The litigation concerns one of Cordelia’s premium and popular LED recessed lighting fixtures, which is protected by Cordelia’s U.S. Patent No. 8,474,204 (“the ‘204 patent”).  Mr. Feng prosecuted the ‘204 patent, which the Patent Office approved without any objection.  The ‘204 patent is directed to the particular heat-dissipating and magnetic trim features of Cordelia’s product, which it sells exclusively through Home Depot stores throughout the United States.  Cordelia’s opponent in the litigation—China-based Zhejiang Yankon Group Co., Ltd. (“Yankon”)—recently began selling its accused infringing LED lighting fixture, also nationwide, at Home Depot’s chief retail competitor Lowe’s.

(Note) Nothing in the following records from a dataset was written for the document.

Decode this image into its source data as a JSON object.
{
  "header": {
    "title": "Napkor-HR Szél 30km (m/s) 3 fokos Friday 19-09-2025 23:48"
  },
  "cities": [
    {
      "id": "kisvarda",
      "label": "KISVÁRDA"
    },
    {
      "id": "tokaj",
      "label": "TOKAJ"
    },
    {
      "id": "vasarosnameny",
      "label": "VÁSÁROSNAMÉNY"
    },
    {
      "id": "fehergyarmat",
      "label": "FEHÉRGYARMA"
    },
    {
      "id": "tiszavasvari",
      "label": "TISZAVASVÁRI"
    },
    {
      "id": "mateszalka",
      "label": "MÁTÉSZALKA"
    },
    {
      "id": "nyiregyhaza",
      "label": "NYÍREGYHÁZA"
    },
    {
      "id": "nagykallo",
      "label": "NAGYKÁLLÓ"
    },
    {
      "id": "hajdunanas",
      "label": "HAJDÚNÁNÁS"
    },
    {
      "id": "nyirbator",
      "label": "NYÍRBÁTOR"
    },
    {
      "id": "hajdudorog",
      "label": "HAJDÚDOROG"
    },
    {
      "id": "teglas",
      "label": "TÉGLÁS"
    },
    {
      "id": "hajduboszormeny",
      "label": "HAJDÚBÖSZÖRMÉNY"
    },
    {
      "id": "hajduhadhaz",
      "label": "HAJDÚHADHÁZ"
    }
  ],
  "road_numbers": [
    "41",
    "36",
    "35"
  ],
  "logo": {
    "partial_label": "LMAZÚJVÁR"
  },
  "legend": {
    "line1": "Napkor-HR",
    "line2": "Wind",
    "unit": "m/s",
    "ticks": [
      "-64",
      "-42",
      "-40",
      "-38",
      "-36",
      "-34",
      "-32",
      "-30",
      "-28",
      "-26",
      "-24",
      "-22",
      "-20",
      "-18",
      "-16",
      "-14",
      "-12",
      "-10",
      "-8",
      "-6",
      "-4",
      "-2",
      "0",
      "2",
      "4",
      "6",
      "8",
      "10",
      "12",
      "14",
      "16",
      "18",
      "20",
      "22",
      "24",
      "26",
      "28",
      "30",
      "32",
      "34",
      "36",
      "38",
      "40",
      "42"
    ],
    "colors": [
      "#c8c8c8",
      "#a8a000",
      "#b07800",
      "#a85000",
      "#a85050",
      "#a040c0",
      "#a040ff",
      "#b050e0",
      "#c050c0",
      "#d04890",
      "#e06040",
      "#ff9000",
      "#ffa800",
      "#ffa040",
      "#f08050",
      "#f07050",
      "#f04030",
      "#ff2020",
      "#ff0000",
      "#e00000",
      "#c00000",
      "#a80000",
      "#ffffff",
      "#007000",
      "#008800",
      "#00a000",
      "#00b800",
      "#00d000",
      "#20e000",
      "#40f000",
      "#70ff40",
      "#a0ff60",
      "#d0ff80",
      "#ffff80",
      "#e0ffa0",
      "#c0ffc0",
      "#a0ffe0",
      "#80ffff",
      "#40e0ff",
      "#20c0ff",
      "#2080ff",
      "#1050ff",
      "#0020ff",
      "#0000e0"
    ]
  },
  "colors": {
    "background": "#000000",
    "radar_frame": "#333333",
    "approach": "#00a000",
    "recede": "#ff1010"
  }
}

In his April 27, 2015 Order, U.S. District Judge Jesus G. Bernal of the Central District of California agreed with Cordelia that infringement of the ‘204 patent is likely, that the ‘204 patent likely is valid and enforceable, and that the recent competition from Yankon—selling its accused infringing product at Lowe’s—is causing irreparable harm to Cordelia.  As the Court summarized, “Cordelia presents persuasive evidence of irreparable harm through price erosion, loss of market share, and harm to Cordelia’s market position.”  Concerning price erosion, the Court found, “After Yankon entered the market, Home Depot demanded price reductions, which lowered Cordelia’s wholesale price . . . approximately 22 percent . . . so that Home Depot could lower its retail price point in response to the accused products being sold through Lowe’s. . . .  These forced price reductions are evidence of irreparable harm.”

Concerning loss of market share, the Court found that “in a single year after the introduction of the accused products, Cordelia has already lost approximately one-third of its market share, and as a result of this reduction, it has lost a significant amount in gross revenues. . . .  These sharp losses are likely exacerbated by the fact that Cordelia and Yankon are the only two players in the premium recessed lighting fixture market.  The nature of the market further strengthens Cordelia’s argument for an injunction.”  As the Court concluded, “Finally, Yankon is a foreign corporation, presumably with most of its assets located overseas.  Therefore, it is likely that Cordelia would face significant difficulty in collecting damages even if it prevailed at trial. The potential difficulty inherent in collecting damages from a foreign defendant with limited assets in the United States supports a finding of irreparable harm.”